Page and application data records
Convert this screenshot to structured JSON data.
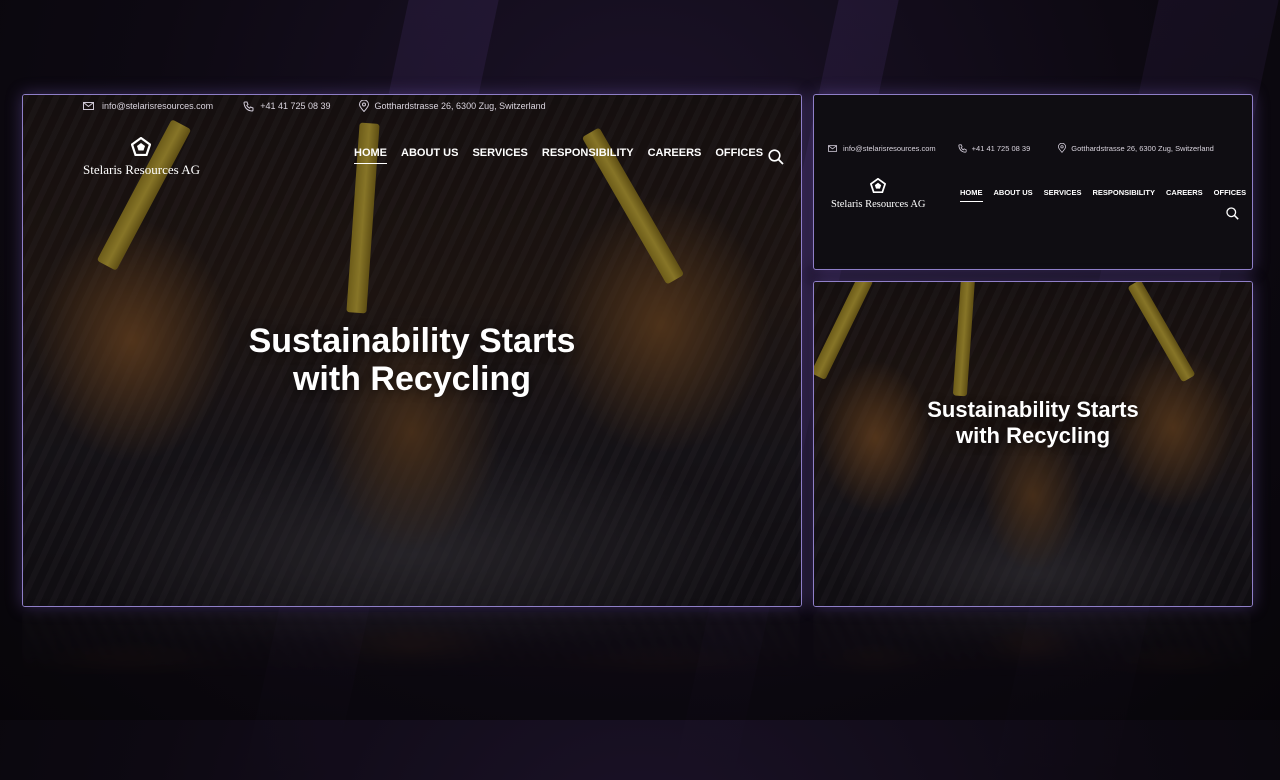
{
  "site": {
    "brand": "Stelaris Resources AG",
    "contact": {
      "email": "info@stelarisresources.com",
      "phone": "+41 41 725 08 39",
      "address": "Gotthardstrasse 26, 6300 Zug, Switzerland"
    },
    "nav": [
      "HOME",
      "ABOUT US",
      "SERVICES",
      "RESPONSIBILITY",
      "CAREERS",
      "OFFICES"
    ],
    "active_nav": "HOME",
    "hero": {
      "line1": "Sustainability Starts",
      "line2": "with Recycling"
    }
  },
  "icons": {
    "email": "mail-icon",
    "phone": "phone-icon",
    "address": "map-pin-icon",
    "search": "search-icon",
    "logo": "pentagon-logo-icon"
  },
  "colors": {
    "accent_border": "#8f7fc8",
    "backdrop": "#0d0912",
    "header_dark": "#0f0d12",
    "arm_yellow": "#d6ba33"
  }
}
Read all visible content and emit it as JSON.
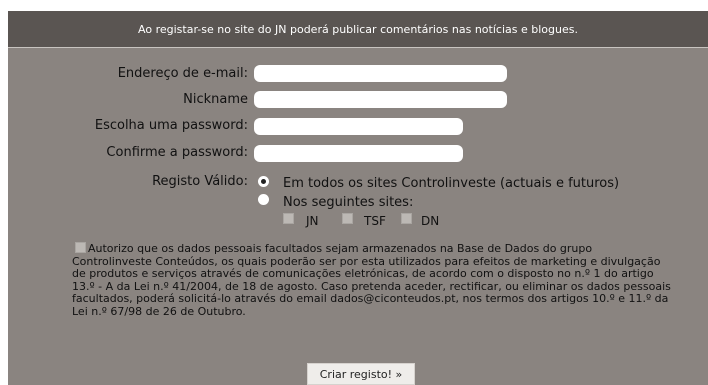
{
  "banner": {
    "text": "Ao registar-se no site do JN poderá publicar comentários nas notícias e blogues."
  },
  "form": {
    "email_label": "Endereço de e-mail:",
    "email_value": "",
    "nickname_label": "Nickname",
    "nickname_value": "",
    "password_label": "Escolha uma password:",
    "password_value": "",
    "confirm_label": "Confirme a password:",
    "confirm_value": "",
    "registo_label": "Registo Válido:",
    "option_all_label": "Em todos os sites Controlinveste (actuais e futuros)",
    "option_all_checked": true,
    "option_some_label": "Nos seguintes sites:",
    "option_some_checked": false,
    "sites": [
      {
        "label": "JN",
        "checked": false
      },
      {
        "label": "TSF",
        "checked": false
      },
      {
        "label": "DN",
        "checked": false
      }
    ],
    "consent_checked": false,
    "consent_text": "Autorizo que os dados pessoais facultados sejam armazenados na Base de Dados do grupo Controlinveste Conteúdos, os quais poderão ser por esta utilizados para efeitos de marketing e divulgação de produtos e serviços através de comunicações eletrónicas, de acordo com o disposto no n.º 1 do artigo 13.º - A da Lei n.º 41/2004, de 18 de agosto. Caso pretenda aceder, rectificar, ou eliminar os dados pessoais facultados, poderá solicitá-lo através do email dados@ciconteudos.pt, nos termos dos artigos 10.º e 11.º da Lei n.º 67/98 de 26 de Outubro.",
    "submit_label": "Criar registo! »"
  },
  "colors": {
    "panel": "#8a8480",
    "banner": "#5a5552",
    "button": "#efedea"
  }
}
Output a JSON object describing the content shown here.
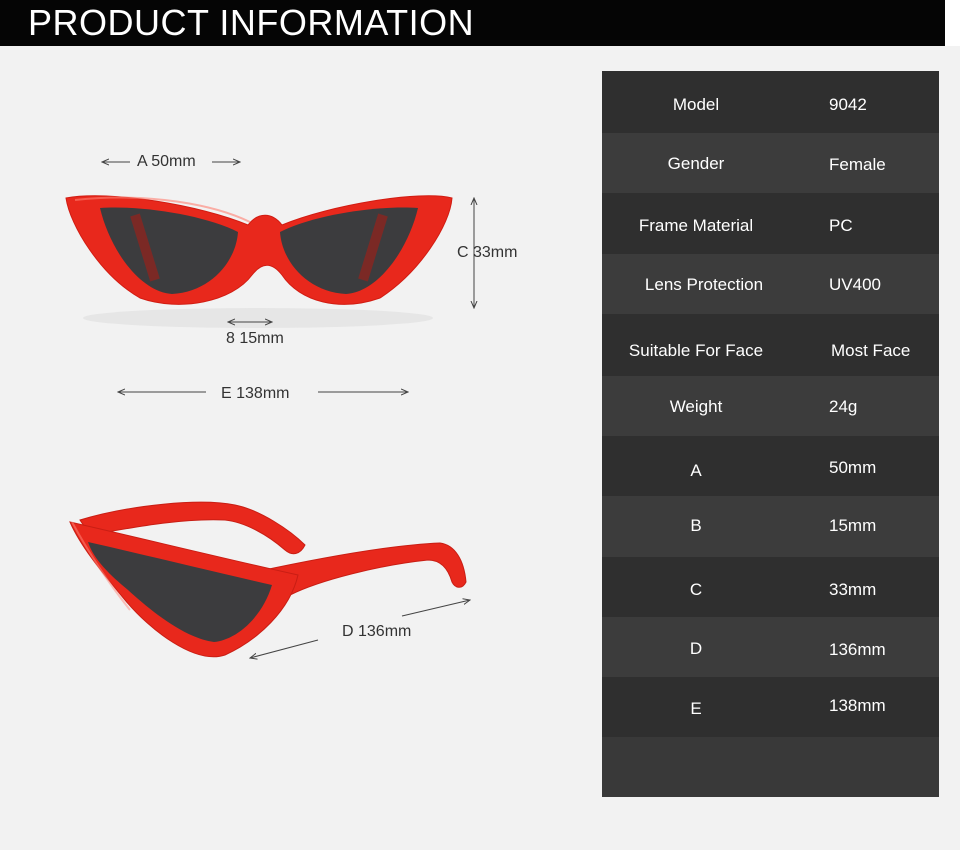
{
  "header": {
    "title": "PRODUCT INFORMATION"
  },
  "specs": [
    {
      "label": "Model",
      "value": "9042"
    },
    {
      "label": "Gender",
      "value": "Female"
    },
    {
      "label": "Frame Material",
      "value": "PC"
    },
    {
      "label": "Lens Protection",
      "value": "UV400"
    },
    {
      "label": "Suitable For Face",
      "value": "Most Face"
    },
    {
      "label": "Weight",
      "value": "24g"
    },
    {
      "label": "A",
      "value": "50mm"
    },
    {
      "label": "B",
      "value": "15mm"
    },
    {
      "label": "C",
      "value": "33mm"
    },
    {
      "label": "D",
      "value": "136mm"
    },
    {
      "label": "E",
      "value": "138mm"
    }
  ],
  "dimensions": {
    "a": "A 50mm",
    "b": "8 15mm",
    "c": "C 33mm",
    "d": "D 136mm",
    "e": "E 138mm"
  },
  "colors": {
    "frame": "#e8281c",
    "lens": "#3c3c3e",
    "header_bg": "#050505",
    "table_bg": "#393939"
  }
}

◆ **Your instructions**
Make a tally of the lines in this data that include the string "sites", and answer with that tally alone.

◆ **Answer section**
3